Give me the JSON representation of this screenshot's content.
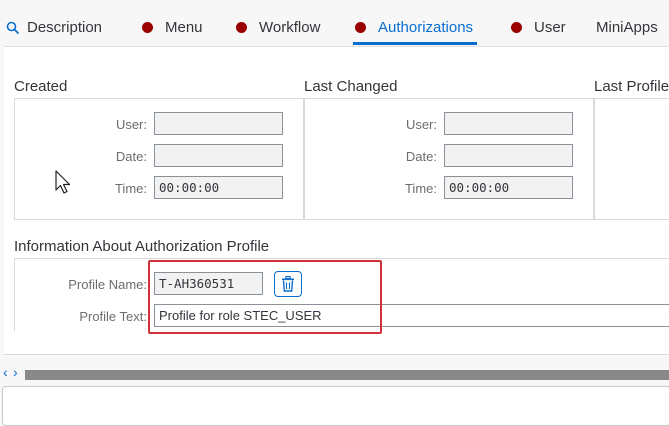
{
  "tabs": [
    {
      "label": "Description",
      "icon": "search-icon",
      "active": false
    },
    {
      "label": "Menu",
      "icon": "status-dot-icon",
      "active": false
    },
    {
      "label": "Workflow",
      "icon": "status-dot-icon",
      "active": false
    },
    {
      "label": "Authorizations",
      "icon": "status-dot-icon",
      "active": true
    },
    {
      "label": "User",
      "icon": "status-dot-icon",
      "active": false
    },
    {
      "label": "MiniApps",
      "active": false
    }
  ],
  "created": {
    "title": "Created",
    "user_label": "User:",
    "user_value": "",
    "date_label": "Date:",
    "date_value": "",
    "time_label": "Time:",
    "time_value": "00:00:00"
  },
  "last_changed": {
    "title": "Last Changed",
    "user_label": "User:",
    "user_value": "",
    "date_label": "Date:",
    "date_value": "",
    "time_label": "Time:",
    "time_value": "00:00:00"
  },
  "last_profile": {
    "title": "Last Profile"
  },
  "auth_profile": {
    "title": "Information About Authorization Profile",
    "name_label": "Profile Name:",
    "name_value": "T-AH360531",
    "text_label": "Profile Text:",
    "text_value": "Profile for role STEC_USER",
    "delete_icon": "trash-icon"
  },
  "scroll": {
    "left": "‹",
    "right": "›"
  },
  "colors": {
    "accent": "#0a6ed1",
    "status_dot": "#9b0000",
    "highlight": "#d0343a"
  }
}
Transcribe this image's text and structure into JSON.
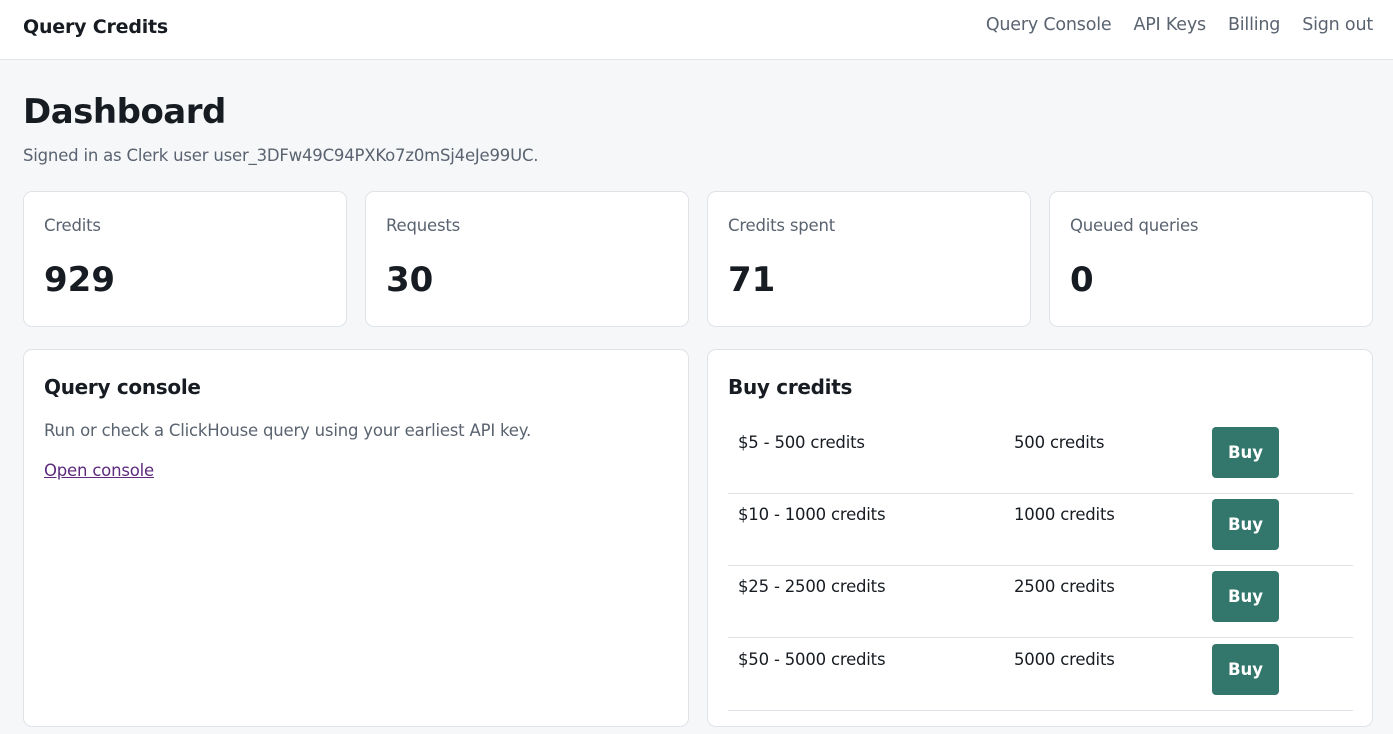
{
  "header": {
    "brand": "Query Credits",
    "nav": [
      "Query Console",
      "API Keys",
      "Billing",
      "Sign out"
    ]
  },
  "page": {
    "title": "Dashboard",
    "subtitle": "Signed in as Clerk user user_3DFw49C94PXKo7z0mSj4eJe99UC."
  },
  "stats": [
    {
      "label": "Credits",
      "value": "929"
    },
    {
      "label": "Requests",
      "value": "30"
    },
    {
      "label": "Credits spent",
      "value": "71"
    },
    {
      "label": "Queued queries",
      "value": "0"
    }
  ],
  "console": {
    "title": "Query console",
    "description": "Run or check a ClickHouse query using your earliest API key.",
    "link": "Open console"
  },
  "buy": {
    "title": "Buy credits",
    "button_label": "Buy",
    "packages": [
      {
        "name": "$5 - 500 credits",
        "credits": "500 credits"
      },
      {
        "name": "$10 - 1000 credits",
        "credits": "1000 credits"
      },
      {
        "name": "$25 - 2500 credits",
        "credits": "2500 credits"
      },
      {
        "name": "$50 - 5000 credits",
        "credits": "5000 credits"
      }
    ]
  },
  "colors": {
    "accent": "#33766b",
    "link": "#5d2a7e",
    "background": "#f6f7f9"
  }
}
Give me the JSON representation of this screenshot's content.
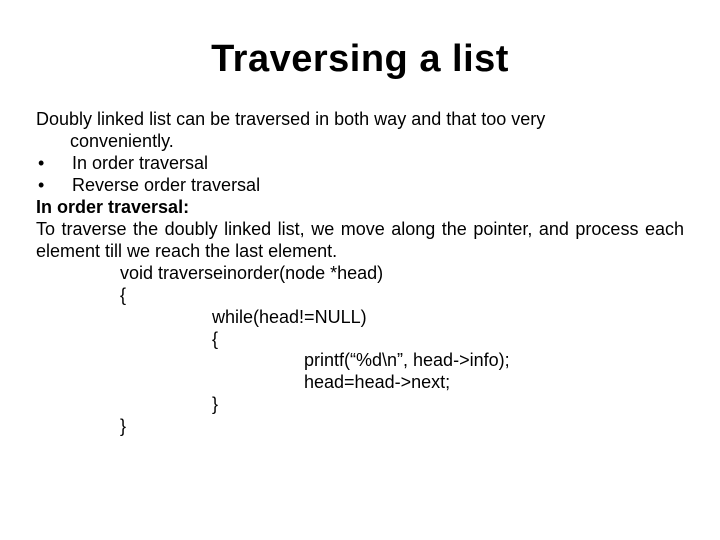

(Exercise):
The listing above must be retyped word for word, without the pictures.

(Problem solution):
Give me the JSON representation of this screenshot's content.
{
  "tabs": [
    {
      "label": "Description",
      "icon": "search-icon",
      "active": false
    },
    {
      "label": "Menu",
      "icon": "status-dot-icon",
      "active": false
    },
    {
      "label": "Workflow",
      "icon": "status-dot-icon",
      "active": false
    },
    {
      "label": "Authorizations",
      "icon": "status-dot-icon",
      "active": true
    },
    {
      "label": "User",
      "icon": "status-dot-icon",
      "active": false
    },
    {
      "label": "MiniApps",
      "active": false
    }
  ],
  "created": {
    "title": "Created",
    "user_label": "User:",
    "user_value": "",
    "date_label": "Date:",
    "date_value": "",
    "time_label": "Time:",
    "time_value": "00:00:00"
  },
  "last_changed": {
    "title": "Last Changed",
    "user_label": "User:",
    "user_value": "",
    "date_label": "Date:",
    "date_value": "",
    "time_label": "Time:",
    "time_value": "00:00:00"
  },
  "last_profile": {
    "title": "Last Profile"
  },
  "auth_profile": {
    "title": "Information About Authorization Profile",
    "name_label": "Profile Name:",
    "name_value": "T-AH360531",
    "text_label": "Profile Text:",
    "text_value": "Profile for role STEC_USER",
    "delete_icon": "trash-icon"
  },
  "scroll": {
    "left": "‹",
    "right": "›"
  },
  "colors": {
    "accent": "#0a6ed1",
    "status_dot": "#9b0000",
    "highlight": "#d0343a"
  }
}
Transcribe this image's text and structure into JSON.
{
  "header": {
    "brand": "Query Credits",
    "nav": [
      "Query Console",
      "API Keys",
      "Billing",
      "Sign out"
    ]
  },
  "page": {
    "title": "Dashboard",
    "subtitle": "Signed in as Clerk user user_3DFw49C94PXKo7z0mSj4eJe99UC."
  },
  "stats": [
    {
      "label": "Credits",
      "value": "929"
    },
    {
      "label": "Requests",
      "value": "30"
    },
    {
      "label": "Credits spent",
      "value": "71"
    },
    {
      "label": "Queued queries",
      "value": "0"
    }
  ],
  "console": {
    "title": "Query console",
    "description": "Run or check a ClickHouse query using your earliest API key.",
    "link": "Open console"
  },
  "buy": {
    "title": "Buy credits",
    "button_label": "Buy",
    "packages": [
      {
        "name": "$5 - 500 credits",
        "credits": "500 credits"
      },
      {
        "name": "$10 - 1000 credits",
        "credits": "1000 credits"
      },
      {
        "name": "$25 - 2500 credits",
        "credits": "2500 credits"
      },
      {
        "name": "$50 - 5000 credits",
        "credits": "5000 credits"
      }
    ]
  },
  "colors": {
    "accent": "#33766b",
    "link": "#5d2a7e",
    "background": "#f6f7f9"
  }
}
Give me the JSON representation of this screenshot's content.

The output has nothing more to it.